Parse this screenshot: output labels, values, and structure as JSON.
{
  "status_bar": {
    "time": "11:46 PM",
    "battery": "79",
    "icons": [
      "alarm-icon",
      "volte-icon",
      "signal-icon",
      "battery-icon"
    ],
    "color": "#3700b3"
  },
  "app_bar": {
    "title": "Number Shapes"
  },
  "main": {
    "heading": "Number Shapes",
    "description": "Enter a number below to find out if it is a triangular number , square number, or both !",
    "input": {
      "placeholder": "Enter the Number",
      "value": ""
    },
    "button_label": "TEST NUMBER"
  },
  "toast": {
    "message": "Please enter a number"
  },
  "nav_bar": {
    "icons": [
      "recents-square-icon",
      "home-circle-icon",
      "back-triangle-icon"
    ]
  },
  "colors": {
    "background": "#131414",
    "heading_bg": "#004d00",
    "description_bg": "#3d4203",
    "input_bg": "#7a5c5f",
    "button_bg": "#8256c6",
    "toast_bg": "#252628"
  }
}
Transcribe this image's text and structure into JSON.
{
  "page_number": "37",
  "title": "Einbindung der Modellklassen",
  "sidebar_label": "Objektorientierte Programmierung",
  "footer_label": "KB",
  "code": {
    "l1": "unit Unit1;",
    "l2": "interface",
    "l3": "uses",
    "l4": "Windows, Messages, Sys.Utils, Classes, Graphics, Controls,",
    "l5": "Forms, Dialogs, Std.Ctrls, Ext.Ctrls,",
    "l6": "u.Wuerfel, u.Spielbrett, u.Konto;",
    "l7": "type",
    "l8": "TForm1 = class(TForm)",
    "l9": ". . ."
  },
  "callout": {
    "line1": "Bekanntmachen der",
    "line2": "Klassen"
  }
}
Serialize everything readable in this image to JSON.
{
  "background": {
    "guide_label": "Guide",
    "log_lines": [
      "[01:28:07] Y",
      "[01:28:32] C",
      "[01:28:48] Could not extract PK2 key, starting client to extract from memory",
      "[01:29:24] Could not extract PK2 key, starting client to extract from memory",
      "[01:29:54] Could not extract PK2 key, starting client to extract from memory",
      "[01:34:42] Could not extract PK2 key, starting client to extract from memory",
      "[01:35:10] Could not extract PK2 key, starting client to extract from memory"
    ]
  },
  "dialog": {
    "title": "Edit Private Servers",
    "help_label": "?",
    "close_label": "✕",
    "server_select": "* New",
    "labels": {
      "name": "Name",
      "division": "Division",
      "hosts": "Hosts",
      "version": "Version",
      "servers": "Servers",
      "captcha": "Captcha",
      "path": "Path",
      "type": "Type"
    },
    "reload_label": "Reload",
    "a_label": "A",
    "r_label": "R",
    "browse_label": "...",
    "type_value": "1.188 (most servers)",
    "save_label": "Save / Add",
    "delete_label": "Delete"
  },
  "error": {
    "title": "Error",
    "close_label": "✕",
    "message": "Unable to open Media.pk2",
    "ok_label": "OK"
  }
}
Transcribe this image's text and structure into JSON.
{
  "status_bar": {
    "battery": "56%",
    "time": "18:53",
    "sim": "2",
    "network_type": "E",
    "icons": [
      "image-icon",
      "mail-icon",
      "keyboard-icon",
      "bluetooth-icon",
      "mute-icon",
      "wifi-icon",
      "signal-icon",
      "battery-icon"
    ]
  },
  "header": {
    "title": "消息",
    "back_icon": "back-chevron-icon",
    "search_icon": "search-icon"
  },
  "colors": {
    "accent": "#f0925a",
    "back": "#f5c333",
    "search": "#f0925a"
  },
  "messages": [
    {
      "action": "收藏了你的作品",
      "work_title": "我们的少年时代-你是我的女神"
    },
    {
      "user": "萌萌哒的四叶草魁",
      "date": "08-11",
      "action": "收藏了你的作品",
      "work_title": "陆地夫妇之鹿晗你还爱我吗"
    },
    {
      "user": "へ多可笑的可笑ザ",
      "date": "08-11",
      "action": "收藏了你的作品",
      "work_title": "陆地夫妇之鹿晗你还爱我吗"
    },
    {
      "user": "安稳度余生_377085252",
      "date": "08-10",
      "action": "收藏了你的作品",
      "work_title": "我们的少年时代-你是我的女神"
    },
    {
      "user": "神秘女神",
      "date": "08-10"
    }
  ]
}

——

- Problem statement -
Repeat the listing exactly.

- Solved problem -
Parse this screenshot: output labels, values, and structure as JSON.
{
  "status_bar": {
    "time": "11:46 PM",
    "battery": "79",
    "icons": [
      "alarm-icon",
      "volte-icon",
      "signal-icon",
      "battery-icon"
    ],
    "color": "#3700b3"
  },
  "app_bar": {
    "title": "Number Shapes"
  },
  "main": {
    "heading": "Number Shapes",
    "description": "Enter a number below to find out if it is a triangular number , square number, or both !",
    "input": {
      "placeholder": "Enter the Number",
      "value": ""
    },
    "button_label": "TEST NUMBER"
  },
  "toast": {
    "message": "Please enter a number"
  },
  "nav_bar": {
    "icons": [
      "recents-square-icon",
      "home-circle-icon",
      "back-triangle-icon"
    ]
  },
  "colors": {
    "background": "#131414",
    "heading_bg": "#004d00",
    "description_bg": "#3d4203",
    "input_bg": "#7a5c5f",
    "button_bg": "#8256c6",
    "toast_bg": "#252628"
  }
}
Transcribe this image's text and structure into JSON.
{
  "page_number": "37",
  "title": "Einbindung der Modellklassen",
  "sidebar_label": "Objektorientierte Programmierung",
  "footer_label": "KB",
  "code": {
    "l1": "unit Unit1;",
    "l2": "interface",
    "l3": "uses",
    "l4": "Windows, Messages, Sys.Utils, Classes, Graphics, Controls,",
    "l5": "Forms, Dialogs, Std.Ctrls, Ext.Ctrls,",
    "l6": "u.Wuerfel, u.Spielbrett, u.Konto;",
    "l7": "type",
    "l8": "TForm1 = class(TForm)",
    "l9": ". . ."
  },
  "callout": {
    "line1": "Bekanntmachen der",
    "line2": "Klassen"
  }
}
Serialize everything readable in this image to JSON.
{
  "background": {
    "guide_label": "Guide",
    "log_lines": [
      "[01:28:07] Y",
      "[01:28:32] C",
      "[01:28:48] Could not extract PK2 key, starting client to extract from memory",
      "[01:29:24] Could not extract PK2 key, starting client to extract from memory",
      "[01:29:54] Could not extract PK2 key, starting client to extract from memory",
      "[01:34:42] Could not extract PK2 key, starting client to extract from memory",
      "[01:35:10] Could not extract PK2 key, starting client to extract from memory"
    ]
  },
  "dialog": {
    "title": "Edit Private Servers",
    "help_label": "?",
    "close_label": "✕",
    "server_select": "* New",
    "labels": {
      "name": "Name",
      "division": "Division",
      "hosts": "Hosts",
      "version": "Version",
      "servers": "Servers",
      "captcha": "Captcha",
      "path": "Path",
      "type": "Type"
    },
    "reload_label": "Reload",
    "a_label": "A",
    "r_label": "R",
    "browse_label": "...",
    "type_value": "1.188 (most servers)",
    "save_label": "Save / Add",
    "delete_label": "Delete"
  },
  "error": {
    "title": "Error",
    "close_label": "✕",
    "message": "Unable to open Media.pk2",
    "ok_label": "OK"
  }
}
Transcribe this image's text and structure into JSON.
{
  "status_bar": {
    "battery": "56%",
    "time": "18:53",
    "sim": "2",
    "network_type": "E",
    "icons": [
      "image-icon",
      "mail-icon",
      "keyboard-icon",
      "bluetooth-icon",
      "mute-icon",
      "wifi-icon",
      "signal-icon",
      "battery-icon"
    ]
  },
  "header": {
    "title": "消息",
    "back_icon": "back-chevron-icon",
    "search_icon": "search-icon"
  },
  "colors": {
    "accent": "#f0925a",
    "back": "#f5c333",
    "search": "#f0925a"
  },
  "messages": [
    {
      "action": "收藏了你的作品",
      "work_title": "我们的少年时代-你是我的女神"
    },
    {
      "user": "萌萌哒的四叶草魁",
      "date": "08-11",
      "action": "收藏了你的作品",
      "work_title": "陆地夫妇之鹿晗你还爱我吗"
    },
    {
      "user": "へ多可笑的可笑ザ",
      "date": "08-11",
      "action": "收藏了你的作品",
      "work_title": "陆地夫妇之鹿晗你还爱我吗"
    },
    {
      "user": "安稳度余生_377085252",
      "date": "08-10",
      "action": "收藏了你的作品",
      "work_title": "我们的少年时代-你是我的女神"
    },
    {
      "user": "神秘女神",
      "date": "08-10"
    }
  ]
}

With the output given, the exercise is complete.